Origins Of The Sectoral Balances Identity

29 November 2012

I thought I should share what I found recently about who was to state the sectoral balances identity first – since it comes across as enlightening to say the least. I found the identity in Nicholas Kaldor’s 1944 article Quantitative Aspects Of The Full Employment Problem In Britain. It was published as Appendix C to Full Employment […]


More On Wynne Godley’s Methodology

22 July 2012

Matias Vernengo has a post on Stock-Flow Consistent Macroeconomics: Stock-Flow With Consistent Accounting (SFCA) Models. He has a nice way of giving a short description of pricing in the G&L models: In my view, the stock-flow and the demand driven (and I should say, the fact that price dynamics is orthogonal to the income flow determination […]


Recommended Readings

28 May 2012

The crisis has a lot of connections with the way Macroeconomics was done in the 1970s and this interests me a lot. Of course the equally important reason was that Nicholas Kaldor and Wynne Godley were highly involved in the public discussions. Here are some books I collected which have special importance to the Cambridge […]


G&L’s Monetary Economics – Second Edition

15 April 2012

I got my copy of Monetary Economics by Wynne Godley and Marc Lavoie yesterday. I know some people were waiting for the second edition of the book, and had postponed their purchase to get the newer edition – so they can get it now! There aren’t any changes in this edition – except for correction […]


Income And Expenditure Flows And Financing Flows

13 February 2012

In the previous two posts, I went into a description of the transactions flow matrix and the balance sheet matrix as tools for an analytic study of a dynamical study of an economy. During an accounting period, sectors in an economy are making all kinds of transactions. These can be divided into two kinds: Income […]


Same Old, Same Old

2 December 2011

John Cassidy of The New Yorker comments on the failed austerity policies in the UK: During the past eighteen months, a callow and arrogant Chancellor of the Exchequer, empowered by a hands-off Prime Minister and backed by the bulk of the country’s financial and media establishment, has needlessly brought Britain to the brink of another recession […]
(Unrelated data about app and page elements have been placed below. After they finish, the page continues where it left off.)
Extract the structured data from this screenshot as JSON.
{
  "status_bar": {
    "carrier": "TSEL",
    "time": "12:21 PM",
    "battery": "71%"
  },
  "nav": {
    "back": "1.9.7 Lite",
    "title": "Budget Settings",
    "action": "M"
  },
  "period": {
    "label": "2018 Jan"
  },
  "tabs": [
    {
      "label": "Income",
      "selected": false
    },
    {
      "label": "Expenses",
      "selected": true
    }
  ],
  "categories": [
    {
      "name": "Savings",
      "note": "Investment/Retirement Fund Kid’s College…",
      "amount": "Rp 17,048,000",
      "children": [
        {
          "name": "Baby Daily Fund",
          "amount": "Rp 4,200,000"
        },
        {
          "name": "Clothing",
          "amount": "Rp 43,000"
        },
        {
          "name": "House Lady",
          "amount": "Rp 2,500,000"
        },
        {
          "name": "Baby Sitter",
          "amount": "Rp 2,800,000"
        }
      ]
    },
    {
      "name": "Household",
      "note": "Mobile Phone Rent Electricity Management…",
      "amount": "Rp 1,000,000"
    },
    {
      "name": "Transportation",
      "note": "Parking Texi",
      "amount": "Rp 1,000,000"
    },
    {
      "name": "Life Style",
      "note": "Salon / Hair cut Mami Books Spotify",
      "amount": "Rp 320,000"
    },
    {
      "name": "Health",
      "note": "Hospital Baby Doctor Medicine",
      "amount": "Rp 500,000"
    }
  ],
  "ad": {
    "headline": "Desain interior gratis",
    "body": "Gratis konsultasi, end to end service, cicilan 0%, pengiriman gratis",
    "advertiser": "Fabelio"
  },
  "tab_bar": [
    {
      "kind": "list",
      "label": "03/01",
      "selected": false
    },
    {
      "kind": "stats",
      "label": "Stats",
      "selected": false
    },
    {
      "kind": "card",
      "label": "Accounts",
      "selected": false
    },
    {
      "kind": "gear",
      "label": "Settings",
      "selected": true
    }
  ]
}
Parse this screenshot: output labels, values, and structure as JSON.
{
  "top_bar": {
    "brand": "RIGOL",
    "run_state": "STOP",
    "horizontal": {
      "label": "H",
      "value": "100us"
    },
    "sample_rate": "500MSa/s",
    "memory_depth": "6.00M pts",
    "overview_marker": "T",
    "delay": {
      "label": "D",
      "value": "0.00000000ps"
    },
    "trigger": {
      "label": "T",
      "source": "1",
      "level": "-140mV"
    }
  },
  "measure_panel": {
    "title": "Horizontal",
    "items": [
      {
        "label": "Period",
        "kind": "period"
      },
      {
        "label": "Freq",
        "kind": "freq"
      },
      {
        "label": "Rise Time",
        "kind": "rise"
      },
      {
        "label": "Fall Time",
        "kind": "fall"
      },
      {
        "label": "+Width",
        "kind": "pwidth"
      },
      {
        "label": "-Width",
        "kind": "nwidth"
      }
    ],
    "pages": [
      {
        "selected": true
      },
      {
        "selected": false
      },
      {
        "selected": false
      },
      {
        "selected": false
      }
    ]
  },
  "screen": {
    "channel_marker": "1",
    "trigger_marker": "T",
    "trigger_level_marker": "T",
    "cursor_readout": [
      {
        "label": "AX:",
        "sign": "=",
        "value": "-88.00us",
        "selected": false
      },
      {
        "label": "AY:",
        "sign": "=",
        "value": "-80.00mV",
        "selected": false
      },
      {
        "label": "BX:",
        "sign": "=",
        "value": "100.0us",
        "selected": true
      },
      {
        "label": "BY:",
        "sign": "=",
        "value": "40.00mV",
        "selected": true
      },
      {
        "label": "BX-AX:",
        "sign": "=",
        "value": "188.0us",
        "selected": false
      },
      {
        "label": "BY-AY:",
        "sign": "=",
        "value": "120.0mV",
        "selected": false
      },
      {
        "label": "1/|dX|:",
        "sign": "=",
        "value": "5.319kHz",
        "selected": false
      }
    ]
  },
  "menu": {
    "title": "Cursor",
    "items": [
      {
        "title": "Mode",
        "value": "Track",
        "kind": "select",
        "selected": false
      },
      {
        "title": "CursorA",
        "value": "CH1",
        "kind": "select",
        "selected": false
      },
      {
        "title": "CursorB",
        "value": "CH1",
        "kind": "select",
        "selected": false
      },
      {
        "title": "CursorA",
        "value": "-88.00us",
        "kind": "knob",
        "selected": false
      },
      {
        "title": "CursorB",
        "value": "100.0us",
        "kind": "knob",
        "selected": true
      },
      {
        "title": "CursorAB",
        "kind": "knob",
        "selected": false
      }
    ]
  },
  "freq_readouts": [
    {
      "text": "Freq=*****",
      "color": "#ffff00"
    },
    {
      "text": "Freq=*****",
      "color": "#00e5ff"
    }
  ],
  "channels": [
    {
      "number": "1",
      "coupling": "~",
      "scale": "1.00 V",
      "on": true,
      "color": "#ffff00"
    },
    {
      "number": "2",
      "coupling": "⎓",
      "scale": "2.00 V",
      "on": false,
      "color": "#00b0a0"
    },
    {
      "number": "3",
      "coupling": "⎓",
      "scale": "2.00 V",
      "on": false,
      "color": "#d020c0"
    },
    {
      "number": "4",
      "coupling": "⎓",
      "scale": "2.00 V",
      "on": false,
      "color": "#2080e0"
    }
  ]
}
Conclusion Section Of Post #1

6 August 2011

Too excited to get my blog going, I finished my first post midway. Sectoral Imbalances are of many kinds. The US private sector ran deficits for a long time and this lead to the financial crisis and the Great  Recession. Frequently, you hear about the shift in the distribution of income and this can also be studied […]


The Quick Rise And Fall Of Keynesianism
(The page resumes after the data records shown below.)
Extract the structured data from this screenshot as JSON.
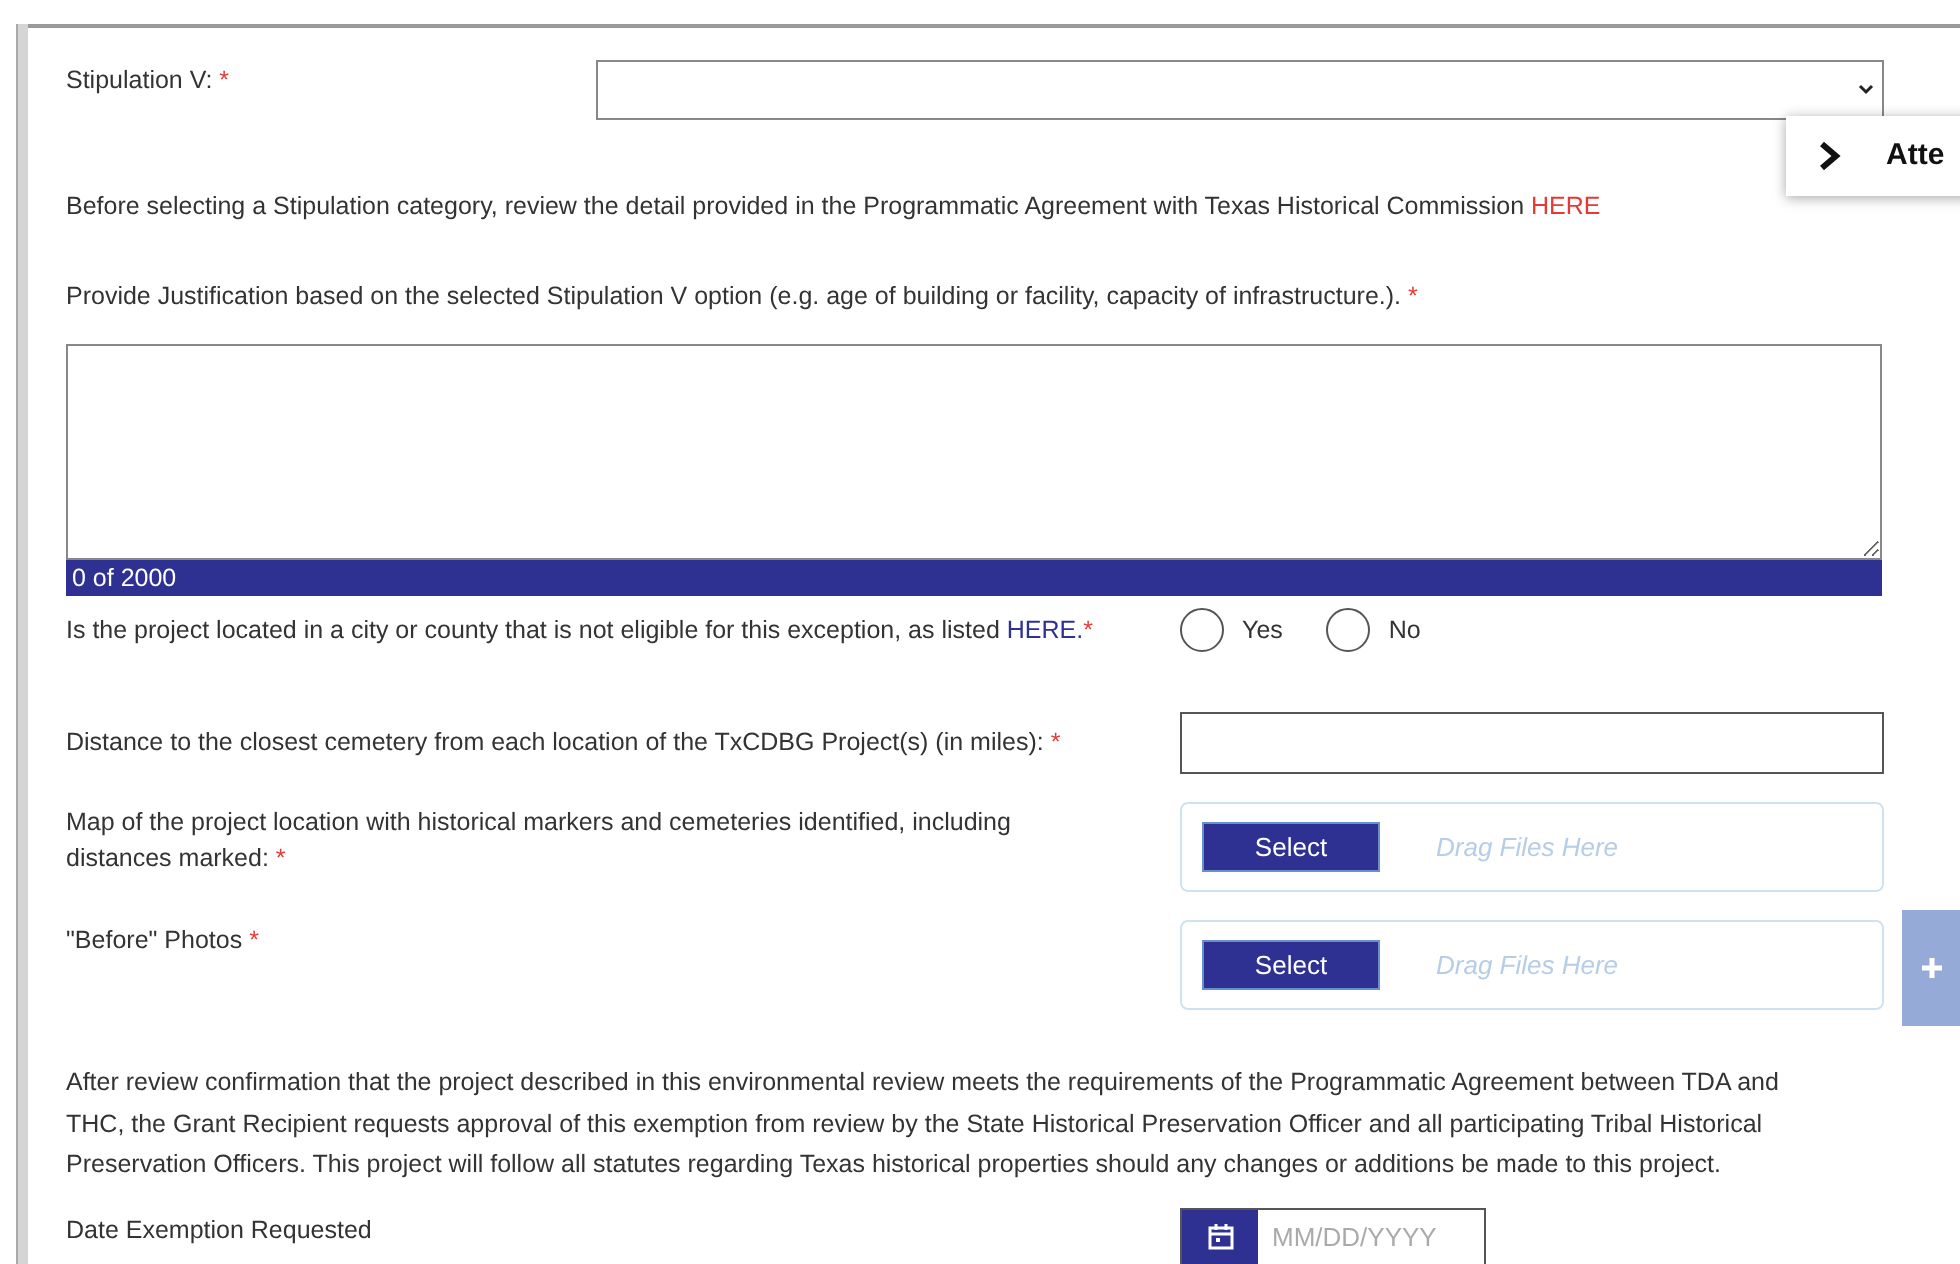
{
  "stipulation": {
    "label": "Stipulation V:",
    "required_mark": "*"
  },
  "review_note": {
    "text": "Before selecting a Stipulation category, review the detail provided in the Programmatic Agreement with Texas Historical Commission",
    "link": "HERE"
  },
  "justification": {
    "label": "Provide Justification based on the selected Stipulation V option (e.g. age of building or facility, capacity of infrastructure.).",
    "required_mark": "*",
    "counter": "0 of 2000"
  },
  "ineligible_question": {
    "label": "Is the project located in a city or county that is not eligible for this exception, as listed",
    "link": "HERE.",
    "required_mark": "*",
    "options": [
      {
        "label": "Yes",
        "selected": false
      },
      {
        "label": "No",
        "selected": false
      }
    ]
  },
  "cemetery_distance": {
    "label": "Distance to the closest cemetery from each location of the TxCDBG Project(s) (in miles):",
    "required_mark": "*"
  },
  "uploads": [
    {
      "label": "Map of the project location with historical markers and cemeteries identified, including distances marked:",
      "required_mark": "*",
      "button": "Select",
      "placeholder": "Drag Files Here"
    },
    {
      "label": "\"Before\" Photos",
      "required_mark": "*",
      "button": "Select",
      "placeholder": "Drag Files Here"
    }
  ],
  "certification": "After review confirmation that the project described in this environmental review meets the requirements of the Programmatic Agreement between TDA and THC, the Grant Recipient requests approval of this exemption from review by the State Historical Preservation Officer and all participating Tribal Historical Preservation Officers. This project will follow all statutes regarding Texas historical properties should any changes or additions be made to this project.",
  "date_requested": {
    "label": "Date Exemption Requested",
    "placeholder": "MM/DD/YYYY"
  },
  "side_panel": {
    "label": "Atte"
  }
}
4 August 2011

Welcome to my blog! This blog post is about the Great Recession, the imbalances which led to it, the use of Keynesian principles by governments of all nations to prevent a deep implosion and how and why the Keynesian mini-revolution didn’t last long. Suddenly, nobody is asking Are We Keynesians Now? and the economics profession has […]